How a New Study on Race Relations Echoes LBJ’s 1968 Kerner Report
Blacks and whites in America are “worlds apart,” on race relations, says a new Pew Research study.
The study has an eerily familiar tone to a report made almost 50 years ago.
The 1967 Kerner Report, published just a few years after the Civil Rights Act, concluded: “Our nation is moving toward two societies, one black, one white—separate and unequal.
“Discrimination and segregation have long permeated much of American life; they now threaten the future of every American,” the Kerner report said.
Sociology professor Vilna Bashi Treitler said race relations in America have not changed since the Kerner Report—despite the first black president being elected.
“[Obama] has had more death threats than any other president,” said Treitler, who works in the department of black and Latino studies at Baruch College and in the sociology program at the CUNY Graduate Center.
Obama has received “obvious disdain and disrespect,” said Treitler, even though the majority of Americans give Obama credit for at least trying to better race relations.
But, 25 percent say he has made things worse, the Pew Research Center said in the report released June 27.
Obama as the first black president is not enough to change racial tensions, and he can’t single handedly eradicate racism, said Treitler.
“[There is] nothing only one person can do to stop this problem,” she said. “No speech would’ve done it, no social program.”
Congress wouldn’t have allowed for social programs to pass, Treitler said.
Change Needs to Continue
In the study, an overwhelmingly majority of blacks, 88 percent, say the country needs to continue in making changes for African-Americans to have equal rights with whites, while 43 percent are skeptical those steps towards racial equality will take place.
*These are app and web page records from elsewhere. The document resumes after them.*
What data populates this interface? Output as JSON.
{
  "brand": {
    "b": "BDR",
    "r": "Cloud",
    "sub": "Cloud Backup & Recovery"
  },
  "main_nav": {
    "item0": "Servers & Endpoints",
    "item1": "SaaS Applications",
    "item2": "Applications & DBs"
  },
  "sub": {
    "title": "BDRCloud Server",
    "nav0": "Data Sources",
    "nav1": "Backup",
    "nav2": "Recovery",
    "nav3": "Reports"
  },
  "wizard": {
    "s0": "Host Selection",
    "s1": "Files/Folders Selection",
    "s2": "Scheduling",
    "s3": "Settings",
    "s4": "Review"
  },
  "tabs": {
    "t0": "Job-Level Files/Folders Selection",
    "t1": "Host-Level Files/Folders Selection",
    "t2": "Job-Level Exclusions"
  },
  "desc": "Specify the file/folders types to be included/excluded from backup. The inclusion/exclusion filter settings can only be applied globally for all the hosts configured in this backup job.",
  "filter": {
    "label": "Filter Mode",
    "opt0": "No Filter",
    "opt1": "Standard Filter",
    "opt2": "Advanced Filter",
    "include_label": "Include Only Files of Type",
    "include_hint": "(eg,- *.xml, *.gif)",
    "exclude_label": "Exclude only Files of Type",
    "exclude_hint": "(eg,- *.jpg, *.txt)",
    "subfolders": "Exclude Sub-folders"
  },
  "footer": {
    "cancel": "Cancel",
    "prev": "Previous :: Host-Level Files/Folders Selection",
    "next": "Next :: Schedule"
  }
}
Meanwhile, whites varied on the state of race relations, with 46 percent saying they are good overall, while 45 percent say they are bad. Blacks were less optimistic, with 61 percent saying race relations are bad.
— Pew Research Center (@pewresearch) June 28, 2016
Treitler said whites have a problem “understanding race based disparities,” but some college-educated whites do learn about racism.
“White people don’t tend to get stopped or killed at a traffic stop. We have riots because people died from traffic stops,” she said. “Police killing doesn’t happen to white people. Whites don’t learn about it because they don’t experience it.”
A majority of blacks, 71 percent, say they had experienced discrimination or were treated unfairly because of their race or ethnicity. Less than one in ten say it happens to them on a regular basis. Nearly 30 percent of whites said they had been discriminated because of their race or ethnicity, two percent said it happened regularly.
Meanwhile, 31 percent of whites say their race has made it easier for them to succeed in life, while 62 percent said it did not make difference.
As for blacks, only 8 percent of them said being black made it easier, while 40 percent say being African-American has made it harder for them, while nearly half of blacks said it didn’t make a difference.
Although the poverty rate among African-Americans has decreased significantly since the mid-1980s, blacks are still more than twice as likely as whites to be living in poverty, the study shows.
In 2014, the median adjusted income for households headed by blacks was $43,300, and for whites it was $71,300, data from the U.S. Census Bureau shows.
African-Americans are behind whites in college degrees. And blacks who had completed college earned less than whites in 2014. Black households headed by a college educated African-American made $82,300, compared with $106,000 for white households.
The household wealth racial gap has widened since the Great Recession.
African-Americans were also subject to predatory lending during the economic meltdown, Treitler says.
“Predatory lending banks made money on discriminating against and exploiting black people,” she said. Black people also face job discrimination and low pay, she said. Black women get 67 cents out of a dollar compared with white men on average.
Black Lives Matter Movement
The majority of African Americans, 65 percent, support the Black Lives Matter movement. The study says 41 percent of blacks strongly support the campaign, while 24 percent say they somewhat support it, and 12 percent of blacks say they do not support it.
Forty percent of whites say they somewhat or strongly support the Black Lives Matter campaign, with 14 percent saying they strongly support it.
Echo From the Past
Treitler noted the riots occurring these days are similar to those that took place in 1967.
“Fifty years later, we’re almost in the exact same position,” said Treitler. “There are many similarities.”
After the 1967 riots, President Lyndon B. Johnson established an 11-member advisory committee to investigate the incidents. The report, the National Advisory Commission on Civil Disorders (The Kerner Report), was completed just a few years after the Civil Rights Act.
“This deepening racial division is not inevitable,” the Kerner Report said.
The tense relationship between police and non-whites was also highlighted in the Kerner Report.
“The abrasive relationship between the police and the minority communities has been a major-and explosive-source of grievance, tension and disorder,” said the report.
“The blame must be shared by the total society.”
Treitler doesn’t see racism going away soon, especially with rising xenophobia and anti-immigrant views.
“Racial relations won’t get better,” she said, “Racists won’t do better themselves, how is it supposed to disappear?”
“We’re in the same spot as 1967.”